I’m all for nuance, but Victoria Coren Mitchell’s grey scale sensitivities go too far here, in an article about Roman Polanski and the 13 year old girl he raped. It starts very very strangely:
When Coren Mitchell describes the actual rape she acknowledges that this was a horrific crime, and reports her feelings of rage at reading about such brutality. However even when describing the rape there is some softening or reticence about the way she does so:
A few weeks later, Polanski took Samantha to Jack Nicholson’s house, gave her several glasses of champagne and part of a sleeping pill, then had sex with her. It was statutory rape. Geimer says: “It was rape in every sense of the word. I said no.”
The way in which he had sex with her is indelicate to include, but important. Geimer’s book expresses it with literate sarcasm: referring to a sympathetic psychological report after Polanski’s arrest, which cited his “solicitude concerning pregnancy” as a mitigating factor, Geimer says this was “an interesting new euphemism for sodomy”.
There was no need to note that this was statutory rape, a phrase which could be taken to imply apparent consent on Geimer’s part. And she twice uses the phrase ‘had sex with’, even though she quotes Geimer quite clearly saying ‘it was rape’.
The part about Polanski’s own terrible early experiences is perhaps not the most egregious part of the article (though, as others have said, these things are no excuse for rape). This was awful though:

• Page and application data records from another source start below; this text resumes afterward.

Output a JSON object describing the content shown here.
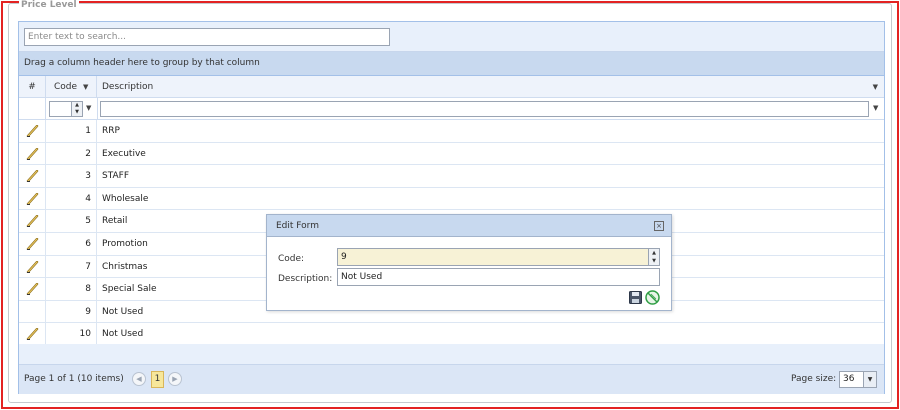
{
  "panel": {
    "legend": "Price Level"
  },
  "search": {
    "placeholder": "Enter text to search..."
  },
  "group_panel": {
    "text": "Drag a column header here to group by that column"
  },
  "columns": {
    "hash": "#",
    "code": "Code",
    "description": "Description"
  },
  "rows": [
    {
      "code": "1",
      "description": "RRP",
      "editable": true
    },
    {
      "code": "2",
      "description": "Executive",
      "editable": true
    },
    {
      "code": "3",
      "description": "STAFF",
      "editable": true
    },
    {
      "code": "4",
      "description": "Wholesale",
      "editable": true
    },
    {
      "code": "5",
      "description": "Retail",
      "editable": true
    },
    {
      "code": "6",
      "description": "Promotion",
      "editable": true
    },
    {
      "code": "7",
      "description": "Christmas",
      "editable": true
    },
    {
      "code": "8",
      "description": "Special Sale",
      "editable": true
    },
    {
      "code": "9",
      "description": "Not Used",
      "editable": false
    },
    {
      "code": "10",
      "description": "Not Used",
      "editable": true
    }
  ],
  "pager": {
    "info": "Page 1 of 1 (10 items)",
    "current_page": "1",
    "page_size_label": "Page size:",
    "page_size": "36"
  },
  "edit_form": {
    "title": "Edit Form",
    "code_label": "Code:",
    "code_value": "9",
    "description_label": "Description:",
    "description_value": "Not Used"
  },
  "colors": {
    "frame_border": "#e32222",
    "group_panel_bg": "#c8d9ef",
    "selected_page_bg": "#f7e79a",
    "code_input_bg": "#f7f2d6"
  },
  "icons": {
    "edit": "pencil-icon",
    "filter": "filter-icon",
    "save": "save-icon",
    "cancel": "cancel-icon",
    "close": "close-icon"
  }
}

“A second complicating factor is that Polanski’s work is filled with beauty and humanity.”
It’s not remotely complicating. One may perhaps compartmentalise one’s appreciation for Polanski’s work from one’s feelings about him personally, but his films do not affect or mitigate, in any way, his responsibility for his actions. (I was very much on the U.S. Army officer’s side in Taking Sides, Szabó’s excellent film about Furtwängler.)
It is possible that the brief passages she quotes here from Geimer read differently in their original context but taken in isolation they are worrying:
She says that the police investigation, hospital exams and reporting of the case were more traumatic than the attack itself. She says: “I did something wrong, I was stupid… To pose topless, and to drink and to take the [sleeping] pill.”
It is so easy and tempting to knock this into a pigeonhole: the misguided self-blame and denial of the victim. But this woman is too smart and articulate for us comfortably to assume we know better. She puts these complicated thoughts out there, alongside her anger, not because she’s too damaged to think clearly but because she can’t bear the world’s oversimplification.
When a therapist on the Oprah Winfrey show explained that Geimer was suffering from “victim’s guilt”, she said this was “patronising”; who would dare patronise her further by saying that it wasn’t?
You can’t really argue with her statement that the official investigation of the rape was more traumatic than the attack itself – if that’s her subjective perception. But certainly when taken out of context and juxtaposed with ‘I did something wrong, I was stupid’ the effect is to gloss over the actual rape and suggest that a child victim of rape – that any victim of rape – should take at least some of the responsibility for what was done to her. I think it is actually more patronising to treat Geimer as someone whose views, including her interpretation of her own experiences, cannot be contested than it is to take issue with her words, and the effects they may have. Here is a good response from Ending Victimisation and Abuse.
Update Someone commenting at the Guardian has made a very interesting point – that Geimer’s ‘I was wrong’ quote should be seen as her criticism of the way the investigation was handled, a kind of ventriloquisation of the way she was judged by others. That reading is perhaps hinted at in the words leading up to the quote in Victoria CM’s piece. However the way she goes on to characterise Geimer’s position as ‘self-blame’ doesn’t help the reader see that Geimer is (perhaps) analysing the way her treatment made her internalise a sense that she was to blame, rather than asserting that what happened was remotely her fault.